This is the story behind the story.
Of when Japanese shuttler Chiharu Shida swapped her racket for a microphone. In a switch of roles – from green court pro to broadcasting novice – the India Open winner assumed the position of a television reporter to try her hand at media work, and surprise teammate Akane Yamaguchi in the process.
Despite not being able to compete at the Malaysia Open in January due to injury, Shida still wanted to be involved at the Super 1000 event, someway, somehow. She approached the BWF Communications team to enquire about the possibility of conducting post match interviews, to get a sense of “the experience journalism brings”.
Typically after a match, players sign autographs or pose for pictures with fans before fulfilling media obligations in the mixed zone.
On Friday, 13 January, world No.1 Yamaguchi had defeated Mia Blichfeldt to reach the Malaysia Open semifinals. Hiding in the Axiata Arena mixed zone, round the corner behind a door to not give the game away, was Shida. The 25-year-old had been briefed on how to prepare questions, act behind the camera, and the works.

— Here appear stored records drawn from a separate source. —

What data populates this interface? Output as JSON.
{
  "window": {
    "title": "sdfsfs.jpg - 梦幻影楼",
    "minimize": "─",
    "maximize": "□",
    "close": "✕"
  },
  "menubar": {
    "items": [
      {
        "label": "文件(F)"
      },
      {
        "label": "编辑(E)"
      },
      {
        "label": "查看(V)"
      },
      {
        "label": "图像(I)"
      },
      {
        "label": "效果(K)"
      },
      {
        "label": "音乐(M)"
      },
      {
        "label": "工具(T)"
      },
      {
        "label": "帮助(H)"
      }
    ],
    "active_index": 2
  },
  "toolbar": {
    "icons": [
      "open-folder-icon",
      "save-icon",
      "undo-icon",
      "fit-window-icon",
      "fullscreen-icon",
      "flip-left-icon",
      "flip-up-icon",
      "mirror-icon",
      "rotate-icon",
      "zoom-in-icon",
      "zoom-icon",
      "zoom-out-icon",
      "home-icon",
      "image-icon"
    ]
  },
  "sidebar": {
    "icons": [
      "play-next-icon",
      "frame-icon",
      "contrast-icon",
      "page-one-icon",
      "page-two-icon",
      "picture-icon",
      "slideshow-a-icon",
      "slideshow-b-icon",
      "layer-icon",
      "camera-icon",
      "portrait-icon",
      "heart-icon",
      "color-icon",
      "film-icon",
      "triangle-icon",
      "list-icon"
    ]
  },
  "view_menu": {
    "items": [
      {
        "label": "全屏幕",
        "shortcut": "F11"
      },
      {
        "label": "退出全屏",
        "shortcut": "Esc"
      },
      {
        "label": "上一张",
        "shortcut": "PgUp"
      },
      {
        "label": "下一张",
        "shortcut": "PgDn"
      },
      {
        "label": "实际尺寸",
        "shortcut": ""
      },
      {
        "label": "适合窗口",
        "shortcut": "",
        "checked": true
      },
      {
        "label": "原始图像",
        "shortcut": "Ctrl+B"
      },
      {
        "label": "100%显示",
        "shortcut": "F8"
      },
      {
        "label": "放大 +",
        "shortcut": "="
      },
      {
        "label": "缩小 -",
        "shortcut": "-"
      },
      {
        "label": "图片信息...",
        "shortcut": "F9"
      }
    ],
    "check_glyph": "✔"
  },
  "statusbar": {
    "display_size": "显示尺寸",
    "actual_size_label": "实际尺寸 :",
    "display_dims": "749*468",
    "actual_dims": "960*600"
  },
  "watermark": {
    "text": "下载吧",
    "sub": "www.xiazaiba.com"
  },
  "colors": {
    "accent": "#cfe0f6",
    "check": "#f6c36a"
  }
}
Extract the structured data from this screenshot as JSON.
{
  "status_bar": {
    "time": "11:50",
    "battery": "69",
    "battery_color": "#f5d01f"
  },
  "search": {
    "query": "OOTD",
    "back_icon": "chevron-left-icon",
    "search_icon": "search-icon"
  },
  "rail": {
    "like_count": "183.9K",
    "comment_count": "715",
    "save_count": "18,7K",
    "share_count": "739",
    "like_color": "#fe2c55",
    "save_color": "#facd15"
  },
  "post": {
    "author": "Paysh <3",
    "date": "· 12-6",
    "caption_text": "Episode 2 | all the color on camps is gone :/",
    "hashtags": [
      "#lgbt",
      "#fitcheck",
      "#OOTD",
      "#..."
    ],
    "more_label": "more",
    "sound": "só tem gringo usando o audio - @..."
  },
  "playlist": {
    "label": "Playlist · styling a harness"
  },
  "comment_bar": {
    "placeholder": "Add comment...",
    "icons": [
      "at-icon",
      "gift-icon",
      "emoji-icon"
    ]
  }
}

Shida confessed to “being very nervous and excited” but was engrossed enough to want to wear a BWF jacket.
Here’s what happened when Yamaguchi arrived and Shida stepped forward.
“I wanted to surprise Yamaguchi. I think it worked, she was shocked,” giggled Shida after pulling off the assignment.
“The whole experience was enjoyable. I wanted to see if a top player would answer my questions with me on the other side. It’s seldom that players get an opportunity like this. I was more nervous behind the camera than in front of it.
“I’m very interested in how the media works and the uniform was a nice touch. I’m not a reporter but I tried to talk in a polite way.”
As is apparent in the video, Shida received 70 points for her performance from Yamaguchi.
“She’s good but could do with more practice,” jested Yamaguchi later.
Thrilled by the experience, and her compatriot’s seal of approval, Shida has promised to return for another go at being a journalist when circumstances allow.